Exact duplicates of all the records are needed.

◇ ◇ ◇ ◇ ◇

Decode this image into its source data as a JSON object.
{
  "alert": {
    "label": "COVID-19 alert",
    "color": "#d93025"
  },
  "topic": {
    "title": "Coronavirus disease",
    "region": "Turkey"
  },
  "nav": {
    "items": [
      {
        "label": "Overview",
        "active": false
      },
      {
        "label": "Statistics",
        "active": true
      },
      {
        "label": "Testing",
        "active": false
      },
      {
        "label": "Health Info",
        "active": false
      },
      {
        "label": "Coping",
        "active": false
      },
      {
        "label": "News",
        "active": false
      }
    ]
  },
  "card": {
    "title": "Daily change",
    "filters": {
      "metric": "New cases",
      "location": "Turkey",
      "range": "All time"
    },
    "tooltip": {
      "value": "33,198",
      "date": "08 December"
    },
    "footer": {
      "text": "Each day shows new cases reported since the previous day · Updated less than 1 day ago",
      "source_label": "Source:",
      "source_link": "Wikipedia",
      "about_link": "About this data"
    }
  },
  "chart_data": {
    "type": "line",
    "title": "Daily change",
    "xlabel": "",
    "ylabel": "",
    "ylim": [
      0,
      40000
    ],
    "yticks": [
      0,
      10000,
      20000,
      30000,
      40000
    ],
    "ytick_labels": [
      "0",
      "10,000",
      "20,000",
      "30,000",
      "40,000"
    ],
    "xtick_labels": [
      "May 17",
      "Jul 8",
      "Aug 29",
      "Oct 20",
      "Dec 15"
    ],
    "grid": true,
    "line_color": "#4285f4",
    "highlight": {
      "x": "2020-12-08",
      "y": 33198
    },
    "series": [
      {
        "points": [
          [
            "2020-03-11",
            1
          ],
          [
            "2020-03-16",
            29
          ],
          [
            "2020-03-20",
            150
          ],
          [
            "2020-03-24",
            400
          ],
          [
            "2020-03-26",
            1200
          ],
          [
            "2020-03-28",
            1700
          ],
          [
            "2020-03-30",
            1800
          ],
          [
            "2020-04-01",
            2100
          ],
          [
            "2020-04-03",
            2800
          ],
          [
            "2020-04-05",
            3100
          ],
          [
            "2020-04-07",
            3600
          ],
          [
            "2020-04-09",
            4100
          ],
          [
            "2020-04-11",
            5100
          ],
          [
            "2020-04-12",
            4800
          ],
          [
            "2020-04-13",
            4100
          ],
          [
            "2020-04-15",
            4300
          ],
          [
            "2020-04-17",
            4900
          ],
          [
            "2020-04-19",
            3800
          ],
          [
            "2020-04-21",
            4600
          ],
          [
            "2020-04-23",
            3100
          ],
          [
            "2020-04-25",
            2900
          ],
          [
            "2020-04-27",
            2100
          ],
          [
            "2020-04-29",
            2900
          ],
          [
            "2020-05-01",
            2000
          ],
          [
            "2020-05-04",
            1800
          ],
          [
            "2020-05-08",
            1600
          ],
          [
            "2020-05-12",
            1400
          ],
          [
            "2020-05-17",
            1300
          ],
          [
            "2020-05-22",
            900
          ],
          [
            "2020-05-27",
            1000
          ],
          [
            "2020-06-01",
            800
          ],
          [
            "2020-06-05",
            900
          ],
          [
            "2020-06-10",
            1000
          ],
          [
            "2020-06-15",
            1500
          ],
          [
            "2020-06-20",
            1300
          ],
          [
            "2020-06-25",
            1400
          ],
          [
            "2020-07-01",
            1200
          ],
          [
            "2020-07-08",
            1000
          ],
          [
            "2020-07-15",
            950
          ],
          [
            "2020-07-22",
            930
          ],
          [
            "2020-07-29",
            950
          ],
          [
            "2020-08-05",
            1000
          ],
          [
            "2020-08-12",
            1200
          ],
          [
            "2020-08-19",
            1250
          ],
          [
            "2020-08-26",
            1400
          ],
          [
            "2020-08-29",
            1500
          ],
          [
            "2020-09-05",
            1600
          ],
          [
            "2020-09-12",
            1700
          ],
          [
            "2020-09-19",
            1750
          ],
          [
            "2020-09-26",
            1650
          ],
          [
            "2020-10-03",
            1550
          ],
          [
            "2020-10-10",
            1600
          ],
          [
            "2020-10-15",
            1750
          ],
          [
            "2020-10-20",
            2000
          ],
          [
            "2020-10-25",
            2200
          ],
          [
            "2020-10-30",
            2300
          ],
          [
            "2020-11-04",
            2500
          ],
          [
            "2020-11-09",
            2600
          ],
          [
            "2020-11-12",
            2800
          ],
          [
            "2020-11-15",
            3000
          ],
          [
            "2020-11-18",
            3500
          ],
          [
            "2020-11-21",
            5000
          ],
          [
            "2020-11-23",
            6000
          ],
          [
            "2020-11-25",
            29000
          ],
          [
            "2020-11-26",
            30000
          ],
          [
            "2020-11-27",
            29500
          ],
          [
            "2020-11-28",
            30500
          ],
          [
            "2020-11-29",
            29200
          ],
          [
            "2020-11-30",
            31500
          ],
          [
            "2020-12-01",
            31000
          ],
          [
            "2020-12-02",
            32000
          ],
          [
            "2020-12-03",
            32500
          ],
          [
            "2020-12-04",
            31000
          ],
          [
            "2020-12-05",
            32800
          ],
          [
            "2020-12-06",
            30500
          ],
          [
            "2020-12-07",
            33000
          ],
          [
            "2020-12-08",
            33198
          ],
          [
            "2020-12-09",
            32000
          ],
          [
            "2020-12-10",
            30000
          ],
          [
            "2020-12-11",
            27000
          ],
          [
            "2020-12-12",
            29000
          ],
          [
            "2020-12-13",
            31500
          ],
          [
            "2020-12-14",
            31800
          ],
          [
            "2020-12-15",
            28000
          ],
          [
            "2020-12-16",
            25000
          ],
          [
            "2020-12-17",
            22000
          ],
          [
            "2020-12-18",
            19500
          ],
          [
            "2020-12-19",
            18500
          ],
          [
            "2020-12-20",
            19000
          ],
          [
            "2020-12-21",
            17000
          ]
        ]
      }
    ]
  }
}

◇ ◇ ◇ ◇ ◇

RESULT OF THE EXERCISE:
Decode this image into its source data as a JSON object.
{
  "alert": {
    "label": "COVID-19 alert",
    "color": "#d93025"
  },
  "topic": {
    "title": "Coronavirus disease",
    "region": "Turkey"
  },
  "nav": {
    "items": [
      {
        "label": "Overview",
        "active": false
      },
      {
        "label": "Statistics",
        "active": true
      },
      {
        "label": "Testing",
        "active": false
      },
      {
        "label": "Health Info",
        "active": false
      },
      {
        "label": "Coping",
        "active": false
      },
      {
        "label": "News",
        "active": false
      }
    ]
  },
  "card": {
    "title": "Daily change",
    "filters": {
      "metric": "New cases",
      "location": "Turkey",
      "range": "All time"
    },
    "tooltip": {
      "value": "33,198",
      "date": "08 December"
    },
    "footer": {
      "text": "Each day shows new cases reported since the previous day · Updated less than 1 day ago",
      "source_label": "Source:",
      "source_link": "Wikipedia",
      "about_link": "About this data"
    }
  },
  "chart_data": {
    "type": "line",
    "title": "Daily change",
    "xlabel": "",
    "ylabel": "",
    "ylim": [
      0,
      40000
    ],
    "yticks": [
      0,
      10000,
      20000,
      30000,
      40000
    ],
    "ytick_labels": [
      "0",
      "10,000",
      "20,000",
      "30,000",
      "40,000"
    ],
    "xtick_labels": [
      "May 17",
      "Jul 8",
      "Aug 29",
      "Oct 20",
      "Dec 15"
    ],
    "grid": true,
    "line_color": "#4285f4",
    "highlight": {
      "x": "2020-12-08",
      "y": 33198
    },
    "series": [
      {
        "points": [
          [
            "2020-03-11",
            1
          ],
          [
            "2020-03-16",
            29
          ],
          [
            "2020-03-20",
            150
          ],
          [
            "2020-03-24",
            400
          ],
          [
            "2020-03-26",
            1200
          ],
          [
            "2020-03-28",
            1700
          ],
          [
            "2020-03-30",
            1800
          ],
          [
            "2020-04-01",
            2100
          ],
          [
            "2020-04-03",
            2800
          ],
          [
            "2020-04-05",
            3100
          ],
          [
            "2020-04-07",
            3600
          ],
          [
            "2020-04-09",
            4100
          ],
          [
            "2020-04-11",
            5100
          ],
          [
            "2020-04-12",
            4800
          ],
          [
            "2020-04-13",
            4100
          ],
          [
            "2020-04-15",
            4300
          ],
          [
            "2020-04-17",
            4900
          ],
          [
            "2020-04-19",
            3800
          ],
          [
            "2020-04-21",
            4600
          ],
          [
            "2020-04-23",
            3100
          ],
          [
            "2020-04-25",
            2900
          ],
          [
            "2020-04-27",
            2100
          ],
          [
            "2020-04-29",
            2900
          ],
          [
            "2020-05-01",
            2000
          ],
          [
            "2020-05-04",
            1800
          ],
          [
            "2020-05-08",
            1600
          ],
          [
            "2020-05-12",
            1400
          ],
          [
            "2020-05-17",
            1300
          ],
          [
            "2020-05-22",
            900
          ],
          [
            "2020-05-27",
            1000
          ],
          [
            "2020-06-01",
            800
          ],
          [
            "2020-06-05",
            900
          ],
          [
            "2020-06-10",
            1000
          ],
          [
            "2020-06-15",
            1500
          ],
          [
            "2020-06-20",
            1300
          ],
          [
            "2020-06-25",
            1400
          ],
          [
            "2020-07-01",
            1200
          ],
          [
            "2020-07-08",
            1000
          ],
          [
            "2020-07-15",
            950
          ],
          [
            "2020-07-22",
            930
          ],
          [
            "2020-07-29",
            950
          ],
          [
            "2020-08-05",
            1000
          ],
          [
            "2020-08-12",
            1200
          ],
          [
            "2020-08-19",
            1250
          ],
          [
            "2020-08-26",
            1400
          ],
          [
            "2020-08-29",
            1500
          ],
          [
            "2020-09-05",
            1600
          ],
          [
            "2020-09-12",
            1700
          ],
          [
            "2020-09-19",
            1750
          ],
          [
            "2020-09-26",
            1650
          ],
          [
            "2020-10-03",
            1550
          ],
          [
            "2020-10-10",
            1600
          ],
          [
            "2020-10-15",
            1750
          ],
          [
            "2020-10-20",
            2000
          ],
          [
            "2020-10-25",
            2200
          ],
          [
            "2020-10-30",
            2300
          ],
          [
            "2020-11-04",
            2500
          ],
          [
            "2020-11-09",
            2600
          ],
          [
            "2020-11-12",
            2800
          ],
          [
            "2020-11-15",
            3000
          ],
          [
            "2020-11-18",
            3500
          ],
          [
            "2020-11-21",
            5000
          ],
          [
            "2020-11-23",
            6000
          ],
          [
            "2020-11-25",
            29000
          ],
          [
            "2020-11-26",
            30000
          ],
          [
            "2020-11-27",
            29500
          ],
          [
            "2020-11-28",
            30500
          ],
          [
            "2020-11-29",
            29200
          ],
          [
            "2020-11-30",
            31500
          ],
          [
            "2020-12-01",
            31000
          ],
          [
            "2020-12-02",
            32000
          ],
          [
            "2020-12-03",
            32500
          ],
          [
            "2020-12-04",
            31000
          ],
          [
            "2020-12-05",
            32800
          ],
          [
            "2020-12-06",
            30500
          ],
          [
            "2020-12-07",
            33000
          ],
          [
            "2020-12-08",
            33198
          ],
          [
            "2020-12-09",
            32000
          ],
          [
            "2020-12-10",
            30000
          ],
          [
            "2020-12-11",
            27000
          ],
          [
            "2020-12-12",
            29000
          ],
          [
            "2020-12-13",
            31500
          ],
          [
            "2020-12-14",
            31800
          ],
          [
            "2020-12-15",
            28000
          ],
          [
            "2020-12-16",
            25000
          ],
          [
            "2020-12-17",
            22000
          ],
          [
            "2020-12-18",
            19500
          ],
          [
            "2020-12-19",
            18500
          ],
          [
            "2020-12-20",
            19000
          ],
          [
            "2020-12-21",
            17000
          ]
        ]
      }
    ]
  }
}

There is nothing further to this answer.